▸ Your objective
An exact reprint of every record below is required, with the pictures left out.

(App and web page records)
----

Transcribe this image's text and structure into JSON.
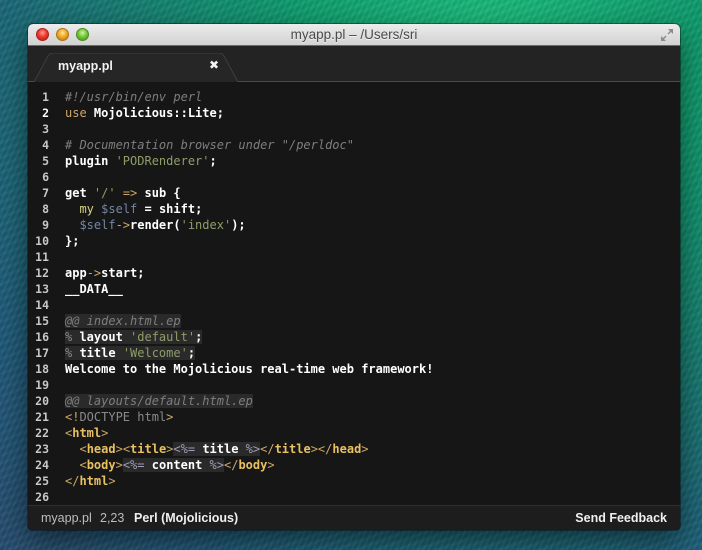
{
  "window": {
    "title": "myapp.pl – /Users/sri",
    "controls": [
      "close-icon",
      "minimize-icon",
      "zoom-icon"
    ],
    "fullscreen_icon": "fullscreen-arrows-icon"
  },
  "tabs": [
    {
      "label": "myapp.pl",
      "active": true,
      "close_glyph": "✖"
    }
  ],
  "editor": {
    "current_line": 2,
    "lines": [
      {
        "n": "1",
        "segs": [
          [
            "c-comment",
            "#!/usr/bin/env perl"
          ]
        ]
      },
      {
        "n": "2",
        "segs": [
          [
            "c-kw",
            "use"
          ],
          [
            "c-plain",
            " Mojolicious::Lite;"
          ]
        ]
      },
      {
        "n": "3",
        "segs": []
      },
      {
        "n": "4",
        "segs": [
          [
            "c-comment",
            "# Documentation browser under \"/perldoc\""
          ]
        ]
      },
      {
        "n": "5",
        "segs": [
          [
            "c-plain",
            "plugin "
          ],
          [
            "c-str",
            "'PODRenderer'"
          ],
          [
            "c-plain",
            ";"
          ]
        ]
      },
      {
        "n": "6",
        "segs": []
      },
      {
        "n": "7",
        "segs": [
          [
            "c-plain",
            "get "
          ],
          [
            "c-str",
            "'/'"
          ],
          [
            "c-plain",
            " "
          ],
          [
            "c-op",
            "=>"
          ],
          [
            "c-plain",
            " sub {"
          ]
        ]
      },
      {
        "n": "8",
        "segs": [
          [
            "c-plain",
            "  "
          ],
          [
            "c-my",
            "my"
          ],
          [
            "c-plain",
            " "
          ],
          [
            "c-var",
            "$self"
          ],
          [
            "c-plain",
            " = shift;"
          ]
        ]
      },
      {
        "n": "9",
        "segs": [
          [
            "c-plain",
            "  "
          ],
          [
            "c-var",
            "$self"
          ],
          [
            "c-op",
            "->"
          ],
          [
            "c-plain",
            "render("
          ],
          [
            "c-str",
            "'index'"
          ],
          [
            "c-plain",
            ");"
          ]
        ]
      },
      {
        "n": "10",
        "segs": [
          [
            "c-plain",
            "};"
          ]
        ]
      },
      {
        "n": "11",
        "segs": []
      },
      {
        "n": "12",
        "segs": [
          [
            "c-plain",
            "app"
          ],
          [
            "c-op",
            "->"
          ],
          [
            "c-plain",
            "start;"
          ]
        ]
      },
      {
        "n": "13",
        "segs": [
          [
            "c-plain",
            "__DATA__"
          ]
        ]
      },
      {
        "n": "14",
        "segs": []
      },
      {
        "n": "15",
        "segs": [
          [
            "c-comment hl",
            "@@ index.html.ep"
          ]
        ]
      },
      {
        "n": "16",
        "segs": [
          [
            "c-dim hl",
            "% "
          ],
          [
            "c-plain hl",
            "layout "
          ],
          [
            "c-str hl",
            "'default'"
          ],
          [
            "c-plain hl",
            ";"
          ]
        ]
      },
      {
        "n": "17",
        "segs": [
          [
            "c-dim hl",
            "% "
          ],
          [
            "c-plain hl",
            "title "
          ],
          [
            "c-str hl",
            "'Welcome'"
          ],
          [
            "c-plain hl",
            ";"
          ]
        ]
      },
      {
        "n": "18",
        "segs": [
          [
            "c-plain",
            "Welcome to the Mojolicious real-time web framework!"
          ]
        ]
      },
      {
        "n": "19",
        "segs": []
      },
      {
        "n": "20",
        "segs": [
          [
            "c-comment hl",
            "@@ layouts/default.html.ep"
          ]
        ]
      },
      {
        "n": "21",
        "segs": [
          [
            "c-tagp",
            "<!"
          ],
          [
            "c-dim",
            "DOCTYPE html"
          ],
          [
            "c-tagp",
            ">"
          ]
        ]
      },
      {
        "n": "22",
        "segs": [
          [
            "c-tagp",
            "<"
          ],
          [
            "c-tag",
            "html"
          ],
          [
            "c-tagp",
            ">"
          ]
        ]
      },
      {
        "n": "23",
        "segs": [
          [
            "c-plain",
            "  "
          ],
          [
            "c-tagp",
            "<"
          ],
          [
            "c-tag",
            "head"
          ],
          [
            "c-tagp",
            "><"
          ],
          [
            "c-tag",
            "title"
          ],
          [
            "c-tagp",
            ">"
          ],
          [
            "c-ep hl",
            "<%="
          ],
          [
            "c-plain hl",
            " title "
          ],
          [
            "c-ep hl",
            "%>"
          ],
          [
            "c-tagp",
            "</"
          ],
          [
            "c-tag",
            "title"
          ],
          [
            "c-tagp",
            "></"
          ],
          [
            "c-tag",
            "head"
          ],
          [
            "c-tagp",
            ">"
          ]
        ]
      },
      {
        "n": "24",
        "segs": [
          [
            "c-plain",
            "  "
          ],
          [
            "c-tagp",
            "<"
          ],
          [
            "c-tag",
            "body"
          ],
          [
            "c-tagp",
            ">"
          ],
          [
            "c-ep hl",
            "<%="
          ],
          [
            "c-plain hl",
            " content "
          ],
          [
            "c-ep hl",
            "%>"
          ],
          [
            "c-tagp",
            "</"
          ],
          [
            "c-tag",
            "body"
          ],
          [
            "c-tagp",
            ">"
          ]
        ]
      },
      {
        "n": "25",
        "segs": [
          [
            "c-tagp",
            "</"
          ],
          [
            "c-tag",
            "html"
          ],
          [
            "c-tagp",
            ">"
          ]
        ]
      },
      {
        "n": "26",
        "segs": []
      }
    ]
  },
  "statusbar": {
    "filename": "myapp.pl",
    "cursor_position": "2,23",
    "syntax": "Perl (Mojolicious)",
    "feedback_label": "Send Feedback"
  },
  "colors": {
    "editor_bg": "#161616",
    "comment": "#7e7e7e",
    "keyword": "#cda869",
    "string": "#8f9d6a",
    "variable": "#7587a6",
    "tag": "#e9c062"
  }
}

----

▸ Exercise result
Transcribe this image's text and structure into JSON.
{
  "window": {
    "title": "myapp.pl – /Users/sri",
    "controls": [
      "close-icon",
      "minimize-icon",
      "zoom-icon"
    ],
    "fullscreen_icon": "fullscreen-arrows-icon"
  },
  "tabs": [
    {
      "label": "myapp.pl",
      "active": true,
      "close_glyph": "✖"
    }
  ],
  "editor": {
    "current_line": 2,
    "lines": [
      {
        "n": "1",
        "segs": [
          [
            "c-comment",
            "#!/usr/bin/env perl"
          ]
        ]
      },
      {
        "n": "2",
        "segs": [
          [
            "c-kw",
            "use"
          ],
          [
            "c-plain",
            " Mojolicious::Lite;"
          ]
        ]
      },
      {
        "n": "3",
        "segs": []
      },
      {
        "n": "4",
        "segs": [
          [
            "c-comment",
            "# Documentation browser under \"/perldoc\""
          ]
        ]
      },
      {
        "n": "5",
        "segs": [
          [
            "c-plain",
            "plugin "
          ],
          [
            "c-str",
            "'PODRenderer'"
          ],
          [
            "c-plain",
            ";"
          ]
        ]
      },
      {
        "n": "6",
        "segs": []
      },
      {
        "n": "7",
        "segs": [
          [
            "c-plain",
            "get "
          ],
          [
            "c-str",
            "'/'"
          ],
          [
            "c-plain",
            " "
          ],
          [
            "c-op",
            "=>"
          ],
          [
            "c-plain",
            " sub {"
          ]
        ]
      },
      {
        "n": "8",
        "segs": [
          [
            "c-plain",
            "  "
          ],
          [
            "c-my",
            "my"
          ],
          [
            "c-plain",
            " "
          ],
          [
            "c-var",
            "$self"
          ],
          [
            "c-plain",
            " = shift;"
          ]
        ]
      },
      {
        "n": "9",
        "segs": [
          [
            "c-plain",
            "  "
          ],
          [
            "c-var",
            "$self"
          ],
          [
            "c-op",
            "->"
          ],
          [
            "c-plain",
            "render("
          ],
          [
            "c-str",
            "'index'"
          ],
          [
            "c-plain",
            ");"
          ]
        ]
      },
      {
        "n": "10",
        "segs": [
          [
            "c-plain",
            "};"
          ]
        ]
      },
      {
        "n": "11",
        "segs": []
      },
      {
        "n": "12",
        "segs": [
          [
            "c-plain",
            "app"
          ],
          [
            "c-op",
            "->"
          ],
          [
            "c-plain",
            "start;"
          ]
        ]
      },
      {
        "n": "13",
        "segs": [
          [
            "c-plain",
            "__DATA__"
          ]
        ]
      },
      {
        "n": "14",
        "segs": []
      },
      {
        "n": "15",
        "segs": [
          [
            "c-comment hl",
            "@@ index.html.ep"
          ]
        ]
      },
      {
        "n": "16",
        "segs": [
          [
            "c-dim hl",
            "% "
          ],
          [
            "c-plain hl",
            "layout "
          ],
          [
            "c-str hl",
            "'default'"
          ],
          [
            "c-plain hl",
            ";"
          ]
        ]
      },
      {
        "n": "17",
        "segs": [
          [
            "c-dim hl",
            "% "
          ],
          [
            "c-plain hl",
            "title "
          ],
          [
            "c-str hl",
            "'Welcome'"
          ],
          [
            "c-plain hl",
            ";"
          ]
        ]
      },
      {
        "n": "18",
        "segs": [
          [
            "c-plain",
            "Welcome to the Mojolicious real-time web framework!"
          ]
        ]
      },
      {
        "n": "19",
        "segs": []
      },
      {
        "n": "20",
        "segs": [
          [
            "c-comment hl",
            "@@ layouts/default.html.ep"
          ]
        ]
      },
      {
        "n": "21",
        "segs": [
          [
            "c-tagp",
            "<!"
          ],
          [
            "c-dim",
            "DOCTYPE html"
          ],
          [
            "c-tagp",
            ">"
          ]
        ]
      },
      {
        "n": "22",
        "segs": [
          [
            "c-tagp",
            "<"
          ],
          [
            "c-tag",
            "html"
          ],
          [
            "c-tagp",
            ">"
          ]
        ]
      },
      {
        "n": "23",
        "segs": [
          [
            "c-plain",
            "  "
          ],
          [
            "c-tagp",
            "<"
          ],
          [
            "c-tag",
            "head"
          ],
          [
            "c-tagp",
            "><"
          ],
          [
            "c-tag",
            "title"
          ],
          [
            "c-tagp",
            ">"
          ],
          [
            "c-ep hl",
            "<%="
          ],
          [
            "c-plain hl",
            " title "
          ],
          [
            "c-ep hl",
            "%>"
          ],
          [
            "c-tagp",
            "</"
          ],
          [
            "c-tag",
            "title"
          ],
          [
            "c-tagp",
            "></"
          ],
          [
            "c-tag",
            "head"
          ],
          [
            "c-tagp",
            ">"
          ]
        ]
      },
      {
        "n": "24",
        "segs": [
          [
            "c-plain",
            "  "
          ],
          [
            "c-tagp",
            "<"
          ],
          [
            "c-tag",
            "body"
          ],
          [
            "c-tagp",
            ">"
          ],
          [
            "c-ep hl",
            "<%="
          ],
          [
            "c-plain hl",
            " content "
          ],
          [
            "c-ep hl",
            "%>"
          ],
          [
            "c-tagp",
            "</"
          ],
          [
            "c-tag",
            "body"
          ],
          [
            "c-tagp",
            ">"
          ]
        ]
      },
      {
        "n": "25",
        "segs": [
          [
            "c-tagp",
            "</"
          ],
          [
            "c-tag",
            "html"
          ],
          [
            "c-tagp",
            ">"
          ]
        ]
      },
      {
        "n": "26",
        "segs": []
      }
    ]
  },
  "statusbar": {
    "filename": "myapp.pl",
    "cursor_position": "2,23",
    "syntax": "Perl (Mojolicious)",
    "feedback_label": "Send Feedback"
  },
  "colors": {
    "editor_bg": "#161616",
    "comment": "#7e7e7e",
    "keyword": "#cda869",
    "string": "#8f9d6a",
    "variable": "#7587a6",
    "tag": "#e9c062"
  }
}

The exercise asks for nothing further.